Rebuilding futures: Young offenders graduate from Chaderjian’s new construction program
January 25, 2018
From The Record -
As Jonathan Hernandez-Sanchez walked into his graduation ceremony Thursday, he scanned the room for his mother.
He knew his mom, Yvette Sanchez, was somewhere among the dozens of businessmen, dignitaries and correctional officers gathered to watch him and his peers receive their certificates.
It’s an important day, the 20-year-old Hernandez-Sanchez said. Thursday’s graduation means he’s getting a second chance at life.
Hernandez-Sanchez and nine other offenders serving time at N.A. Chaderjian Youth Correctional Facility graduated Thursday from the Pre-Apprentice Construction Labor Program, which is managed by the California Prison Industry Authority, in partnership with the California Department of Corrections and Rehabilitation Division of Juvenile Justice and California trade unions. They are the first graduating class at the Stockton facility at 7650 Newcastle Road.
After the ceremony, Hernandez-Sanchez, a slice of celebratory cake in hand, sat next to his proud mom.
“He only has me and I only have him,” said Sanchez, a single mom who two months ago moved to Sacramento from Los Angeles to be closer to Hernandez-Sanchez. “I need to make sure to be there for him for all of his important moments. I’m very proud to be able to be here with him.”
The Pre-Apprentice Construction Labor program has existed since 2006, but this is the first time it’s been implemented at N.A. Chaderjian, said Charles Pattillo, general manager of CALPIA and chief executive officer of the CALPIA board. It has the lowest recidivism rate of any trade pre-apprenticeship program run by the agency.
“Our program is specifically geared toward giving wards and soon-to-parole individuals the skills that they can use to get into commercial construction labor anywhere in the state of California,” Pattillo said.
During the six-month program, the offenders learn everything from Occupational Safety and Health Administration guidelines to welding, carpentry, ironwork and how to flag. The rigorous program also had the men digging holes, driving forklifts and laying cement.
“I tried to kill them,” vocational instructor Roy Borgersen said of the immense workload.
Borgersen said he even had the young men toiling away in the rain. The offenders at the time talked back to him and they would get upset, but he said it was important for him to teach them to work hard because the unions don’t want lazy employees.
Borgersen, who himself spent time in correctional facilities and dealt with substance abuse until he turned 21, said Chaderjian is a second-chance program if the young men take advantage of it.
The program costs about $160,000 a year to run, and DJJ makes an additional $1,500 investment once an offender is released, Pattillo said. In comparison, it costs between $100,000 and $200,000 per juvenile offender to keep them incarcerated.

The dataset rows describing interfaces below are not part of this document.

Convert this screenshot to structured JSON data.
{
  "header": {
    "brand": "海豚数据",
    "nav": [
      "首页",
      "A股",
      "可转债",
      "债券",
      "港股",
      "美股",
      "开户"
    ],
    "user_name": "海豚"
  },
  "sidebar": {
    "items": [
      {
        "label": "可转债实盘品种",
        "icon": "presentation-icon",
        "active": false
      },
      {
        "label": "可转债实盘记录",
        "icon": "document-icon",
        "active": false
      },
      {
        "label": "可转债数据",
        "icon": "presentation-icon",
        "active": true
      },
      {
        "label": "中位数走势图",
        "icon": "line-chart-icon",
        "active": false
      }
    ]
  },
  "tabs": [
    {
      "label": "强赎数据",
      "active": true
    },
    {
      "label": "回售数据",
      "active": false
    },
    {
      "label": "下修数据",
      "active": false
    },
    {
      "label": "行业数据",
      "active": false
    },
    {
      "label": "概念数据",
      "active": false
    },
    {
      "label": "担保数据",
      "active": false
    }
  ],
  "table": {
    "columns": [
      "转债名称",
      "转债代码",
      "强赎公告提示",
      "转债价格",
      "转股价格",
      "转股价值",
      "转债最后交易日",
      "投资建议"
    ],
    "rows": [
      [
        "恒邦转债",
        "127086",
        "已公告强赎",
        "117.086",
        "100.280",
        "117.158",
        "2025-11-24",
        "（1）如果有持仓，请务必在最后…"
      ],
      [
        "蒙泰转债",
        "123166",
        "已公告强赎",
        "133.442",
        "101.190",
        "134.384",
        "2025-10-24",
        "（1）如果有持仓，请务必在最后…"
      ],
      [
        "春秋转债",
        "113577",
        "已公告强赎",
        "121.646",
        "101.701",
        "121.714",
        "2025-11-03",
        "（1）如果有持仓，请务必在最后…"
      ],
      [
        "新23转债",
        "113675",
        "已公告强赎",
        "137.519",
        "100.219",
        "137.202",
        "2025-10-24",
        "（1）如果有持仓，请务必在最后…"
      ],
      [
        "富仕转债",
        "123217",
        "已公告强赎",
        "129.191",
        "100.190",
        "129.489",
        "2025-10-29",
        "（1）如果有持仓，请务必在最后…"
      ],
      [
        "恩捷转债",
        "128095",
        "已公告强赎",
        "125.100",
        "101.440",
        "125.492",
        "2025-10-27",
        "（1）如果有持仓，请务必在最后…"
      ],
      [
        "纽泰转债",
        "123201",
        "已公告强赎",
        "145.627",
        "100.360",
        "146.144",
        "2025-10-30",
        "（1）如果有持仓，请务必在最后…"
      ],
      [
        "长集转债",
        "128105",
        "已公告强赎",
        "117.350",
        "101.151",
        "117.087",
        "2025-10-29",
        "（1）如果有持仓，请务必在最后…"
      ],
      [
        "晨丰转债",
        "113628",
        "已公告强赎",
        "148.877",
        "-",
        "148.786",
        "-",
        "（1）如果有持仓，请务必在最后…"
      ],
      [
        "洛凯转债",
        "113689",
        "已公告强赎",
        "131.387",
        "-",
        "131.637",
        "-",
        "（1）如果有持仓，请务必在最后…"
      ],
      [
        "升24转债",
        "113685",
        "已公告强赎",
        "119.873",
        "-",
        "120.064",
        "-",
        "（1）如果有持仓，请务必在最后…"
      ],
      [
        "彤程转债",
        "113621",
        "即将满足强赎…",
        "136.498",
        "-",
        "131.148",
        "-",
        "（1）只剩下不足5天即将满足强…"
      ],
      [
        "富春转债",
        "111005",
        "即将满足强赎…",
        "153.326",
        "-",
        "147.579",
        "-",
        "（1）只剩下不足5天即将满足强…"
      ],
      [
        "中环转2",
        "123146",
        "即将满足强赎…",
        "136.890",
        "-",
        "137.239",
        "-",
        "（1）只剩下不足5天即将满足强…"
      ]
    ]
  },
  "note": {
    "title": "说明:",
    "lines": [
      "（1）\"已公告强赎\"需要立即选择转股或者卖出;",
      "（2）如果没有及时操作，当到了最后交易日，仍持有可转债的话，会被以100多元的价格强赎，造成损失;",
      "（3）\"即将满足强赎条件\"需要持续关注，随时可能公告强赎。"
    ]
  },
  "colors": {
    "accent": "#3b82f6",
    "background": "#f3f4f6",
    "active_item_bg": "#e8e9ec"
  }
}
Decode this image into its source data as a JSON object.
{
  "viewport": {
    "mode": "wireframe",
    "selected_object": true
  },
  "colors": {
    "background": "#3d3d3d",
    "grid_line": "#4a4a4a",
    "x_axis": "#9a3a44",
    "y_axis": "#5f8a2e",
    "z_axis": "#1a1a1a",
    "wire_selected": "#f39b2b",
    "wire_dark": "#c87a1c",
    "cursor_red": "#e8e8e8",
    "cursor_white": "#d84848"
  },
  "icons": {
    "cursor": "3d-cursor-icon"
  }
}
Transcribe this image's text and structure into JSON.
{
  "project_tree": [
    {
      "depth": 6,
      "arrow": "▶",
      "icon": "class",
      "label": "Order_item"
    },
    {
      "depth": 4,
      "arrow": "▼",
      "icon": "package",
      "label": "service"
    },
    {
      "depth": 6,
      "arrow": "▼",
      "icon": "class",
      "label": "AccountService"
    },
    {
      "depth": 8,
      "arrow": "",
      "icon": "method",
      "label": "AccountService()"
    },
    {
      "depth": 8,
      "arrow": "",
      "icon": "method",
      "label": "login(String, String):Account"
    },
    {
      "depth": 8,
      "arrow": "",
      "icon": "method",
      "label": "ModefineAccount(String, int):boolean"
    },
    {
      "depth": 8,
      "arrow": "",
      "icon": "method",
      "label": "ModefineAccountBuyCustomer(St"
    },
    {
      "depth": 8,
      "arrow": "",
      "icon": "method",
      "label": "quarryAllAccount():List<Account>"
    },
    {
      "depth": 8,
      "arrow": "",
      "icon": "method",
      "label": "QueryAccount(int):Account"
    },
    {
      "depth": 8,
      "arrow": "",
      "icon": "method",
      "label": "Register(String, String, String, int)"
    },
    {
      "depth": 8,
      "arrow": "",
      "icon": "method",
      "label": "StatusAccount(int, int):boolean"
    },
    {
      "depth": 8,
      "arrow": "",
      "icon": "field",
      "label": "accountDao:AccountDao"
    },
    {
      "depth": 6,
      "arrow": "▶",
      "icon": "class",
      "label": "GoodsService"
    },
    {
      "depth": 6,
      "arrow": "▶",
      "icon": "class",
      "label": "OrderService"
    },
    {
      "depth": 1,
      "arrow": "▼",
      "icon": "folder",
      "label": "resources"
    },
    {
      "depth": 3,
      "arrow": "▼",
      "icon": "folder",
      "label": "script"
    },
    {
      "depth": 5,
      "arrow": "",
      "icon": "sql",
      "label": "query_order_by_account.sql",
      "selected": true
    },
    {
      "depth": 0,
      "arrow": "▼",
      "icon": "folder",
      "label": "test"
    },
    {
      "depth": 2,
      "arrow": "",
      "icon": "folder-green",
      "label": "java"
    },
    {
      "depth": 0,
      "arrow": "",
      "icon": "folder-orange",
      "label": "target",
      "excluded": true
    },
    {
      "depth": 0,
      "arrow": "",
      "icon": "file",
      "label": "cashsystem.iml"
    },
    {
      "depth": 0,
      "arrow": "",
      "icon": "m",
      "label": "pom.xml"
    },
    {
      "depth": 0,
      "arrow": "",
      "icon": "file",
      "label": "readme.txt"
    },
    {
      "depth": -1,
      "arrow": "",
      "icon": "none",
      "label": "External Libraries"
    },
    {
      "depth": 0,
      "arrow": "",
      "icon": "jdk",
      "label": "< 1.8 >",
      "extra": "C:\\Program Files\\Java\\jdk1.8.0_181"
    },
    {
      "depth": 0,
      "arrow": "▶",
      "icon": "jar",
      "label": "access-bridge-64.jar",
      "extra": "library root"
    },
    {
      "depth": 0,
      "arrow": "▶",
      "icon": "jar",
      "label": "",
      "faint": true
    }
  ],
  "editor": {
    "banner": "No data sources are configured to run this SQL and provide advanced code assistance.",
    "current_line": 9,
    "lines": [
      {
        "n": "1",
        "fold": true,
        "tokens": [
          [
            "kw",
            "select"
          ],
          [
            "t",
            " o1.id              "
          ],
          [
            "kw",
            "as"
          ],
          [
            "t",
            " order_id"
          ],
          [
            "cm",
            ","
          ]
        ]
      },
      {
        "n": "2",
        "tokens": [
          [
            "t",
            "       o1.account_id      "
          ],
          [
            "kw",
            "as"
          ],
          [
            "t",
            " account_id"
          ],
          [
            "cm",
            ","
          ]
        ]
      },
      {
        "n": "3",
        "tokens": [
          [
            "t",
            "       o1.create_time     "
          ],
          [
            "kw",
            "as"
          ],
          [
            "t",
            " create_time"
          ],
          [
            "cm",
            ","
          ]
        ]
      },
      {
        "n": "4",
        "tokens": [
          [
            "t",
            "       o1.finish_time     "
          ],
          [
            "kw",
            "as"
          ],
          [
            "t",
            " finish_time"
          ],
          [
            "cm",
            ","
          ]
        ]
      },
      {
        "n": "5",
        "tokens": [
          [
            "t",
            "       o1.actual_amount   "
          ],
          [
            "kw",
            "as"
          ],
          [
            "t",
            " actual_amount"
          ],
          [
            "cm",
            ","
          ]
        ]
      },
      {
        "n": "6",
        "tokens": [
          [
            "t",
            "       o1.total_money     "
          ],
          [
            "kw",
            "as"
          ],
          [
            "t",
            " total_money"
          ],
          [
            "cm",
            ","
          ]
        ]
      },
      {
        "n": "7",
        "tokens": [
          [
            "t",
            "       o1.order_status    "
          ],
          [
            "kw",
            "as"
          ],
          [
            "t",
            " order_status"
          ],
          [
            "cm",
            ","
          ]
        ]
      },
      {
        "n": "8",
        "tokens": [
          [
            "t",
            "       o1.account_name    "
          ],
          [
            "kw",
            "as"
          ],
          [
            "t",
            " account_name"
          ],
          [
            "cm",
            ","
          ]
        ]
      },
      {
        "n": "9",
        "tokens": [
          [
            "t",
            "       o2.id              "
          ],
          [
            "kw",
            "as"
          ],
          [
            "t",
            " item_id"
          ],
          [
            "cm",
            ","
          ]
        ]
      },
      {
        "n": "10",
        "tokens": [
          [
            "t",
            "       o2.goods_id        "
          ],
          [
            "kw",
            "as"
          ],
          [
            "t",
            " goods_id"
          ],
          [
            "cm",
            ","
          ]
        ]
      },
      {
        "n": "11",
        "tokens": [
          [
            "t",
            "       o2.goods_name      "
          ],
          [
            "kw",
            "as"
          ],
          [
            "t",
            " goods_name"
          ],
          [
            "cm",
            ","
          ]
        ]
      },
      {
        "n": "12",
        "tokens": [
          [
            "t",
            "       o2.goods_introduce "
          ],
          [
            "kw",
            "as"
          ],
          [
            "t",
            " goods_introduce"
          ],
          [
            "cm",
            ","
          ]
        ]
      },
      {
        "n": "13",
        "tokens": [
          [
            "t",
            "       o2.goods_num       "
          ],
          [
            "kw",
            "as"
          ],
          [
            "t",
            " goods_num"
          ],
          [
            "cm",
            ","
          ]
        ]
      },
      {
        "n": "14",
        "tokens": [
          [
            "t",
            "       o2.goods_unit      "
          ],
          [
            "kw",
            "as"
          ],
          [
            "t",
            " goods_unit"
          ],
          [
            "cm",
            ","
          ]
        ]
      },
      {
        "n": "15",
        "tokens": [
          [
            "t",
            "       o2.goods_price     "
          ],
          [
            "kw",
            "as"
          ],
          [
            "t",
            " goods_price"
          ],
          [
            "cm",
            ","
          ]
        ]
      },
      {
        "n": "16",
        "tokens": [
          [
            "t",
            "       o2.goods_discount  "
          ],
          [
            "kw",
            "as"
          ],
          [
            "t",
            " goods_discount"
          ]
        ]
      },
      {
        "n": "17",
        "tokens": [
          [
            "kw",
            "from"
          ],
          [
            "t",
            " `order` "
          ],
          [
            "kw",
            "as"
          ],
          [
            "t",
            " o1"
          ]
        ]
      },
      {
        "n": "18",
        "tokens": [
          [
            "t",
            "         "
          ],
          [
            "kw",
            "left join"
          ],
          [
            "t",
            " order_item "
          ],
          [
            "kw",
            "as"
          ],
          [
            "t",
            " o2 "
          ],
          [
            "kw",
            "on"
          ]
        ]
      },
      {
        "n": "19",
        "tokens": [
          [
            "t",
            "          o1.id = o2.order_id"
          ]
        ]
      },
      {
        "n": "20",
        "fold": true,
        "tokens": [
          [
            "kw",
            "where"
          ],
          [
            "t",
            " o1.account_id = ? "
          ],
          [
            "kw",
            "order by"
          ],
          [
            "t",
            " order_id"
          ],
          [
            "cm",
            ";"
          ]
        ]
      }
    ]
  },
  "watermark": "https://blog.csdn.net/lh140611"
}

Upon their release, the offenders who complete the program are able to sign up at a union hall in California and have the DJJ cover their union fees for a year, Pattillo said. They will also receive a large set of tools to get them started on the job. Pattillo said California labor unions, some of which were present Thursday, have been extremely supportive of the program and hire the offenders as long as they complete the required work.
Luis Huerta, 18, and Tevaris Stafford, 20, said they were both excited to complete the rigorous program.
It started as just a job to have while in here, said Stafford, but now he thinks about a future in the concrete demolition business. He said he was especially grateful for Borgersen’s guidance and the union members who offered him advice.
Huerta, who’s been incarcerated most of his life, said the program made an immediate impact.
“I was looking forward to going to the penitentiary,” he said matter-of-factly.
Huerta had actually requested he be sent there, but instead, the N.A. Chaderjian staff encouraged him to give the pre-apprentice program a try. Life was going to be about getting out of prison, selling drugs to make fast money and possibly end up back in prison or dead, he said.
“Now that I think about it, I have something positive to look forward to,” he said. “If I stay positive, positive things will come my way so why go negative?
“I’m going to try my best to be successful.”
San Joaquin County Supervisor Tom Patti, who attended Thursday’s event, congratulated Stafford and Huerta on completing the program.
He shook their hands and told them, “Hard work and good choices will go a long way … the future is yours, work hard.”
Programs of this type are essential for these young men, especially for those who take advantage of them, Sanchez said. While she tried to teach her son good from bad, he made a mistake and ended up incarcerated, but as a mother, she said she’s glad people gave her son this opportunity.
“The public needs to understand that everyone, whether juvenile or adult, just about everybody is going to get out of prison eventually and it’s incumbent upon us to make sure these folks don’t come back to prison in any way shape or form,” Pattillo said. “Investing in programs like this is probably the surest way to guarantee they don’t return.”
Contact reporter Almendra Carpizo at (209) 546-8264 or firstname.lastname@example.org. Follow her on Twitter @AlmendraCarpizo.